So here I am, clinging on to the debris of a shipwreck. I wear my strength on my face as I smile and pretend like my life isn’t in chaos, but inside I’m drowning. I’m way too anxious to cry in public, let alone give off the impression that something is wrong. God forbid someone comes up to me and asks me if I’m ok.

My husband is amazing, but the last thing I want to do is cry to him every single day. I have a marriage to support, and I’d rather he be a source of positivity than a worried tear sponge.

I avoid grieving with my dad and brother because I can’t bear to see them sad. My brain takes profound photographic images of their mourning faces and later shoves them into my consciousness at any given moment to remind me how much they are sad, and how much it hurts me that they are sad.

Therefore, a lot of my grief is spent in private or behind a fake smile that is also masking overwhelming anxiety and fear of how I’m being perceived, how I’m contributing to my job, my marriage, my life, etc etc etc.

In the mean time, I’m a new manager and I’m suddenly tasked with having to delegate tasks and point out errors to people. Sometimes this involves doing this with employees that are 3 times my age, and 3 times more experienced. Those same employees have made it abundantly clear that they strongly dislike me. My work life is basically every socially anxious person’s idea of pure hell.

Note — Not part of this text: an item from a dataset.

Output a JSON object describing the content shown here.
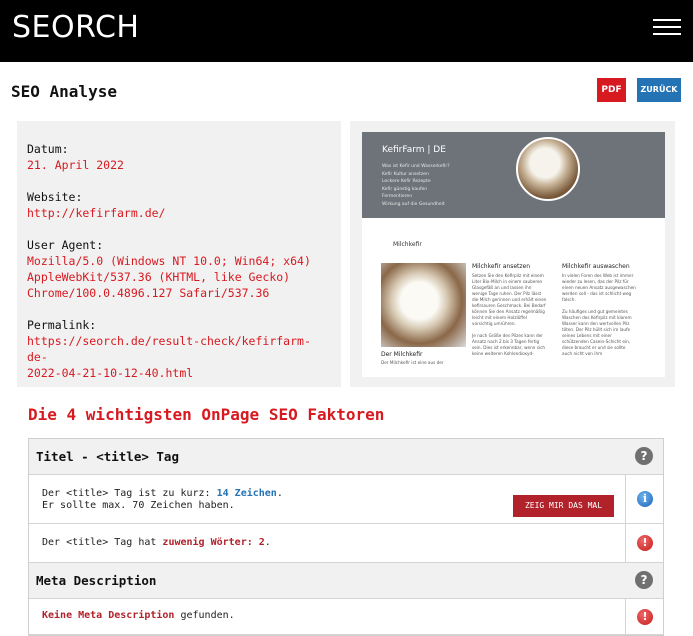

So! A blog seemed like a good place to put some of my thoughts out there. I’m not sure what I’m trying to get out of this… although catching the attention of like-minded people would actually be really rewarding, whether you have anxiety, are going through grief, or both. Regardless, I’m doing this for me. I could use a peaceful place to release.

Ok, blog post #1 done.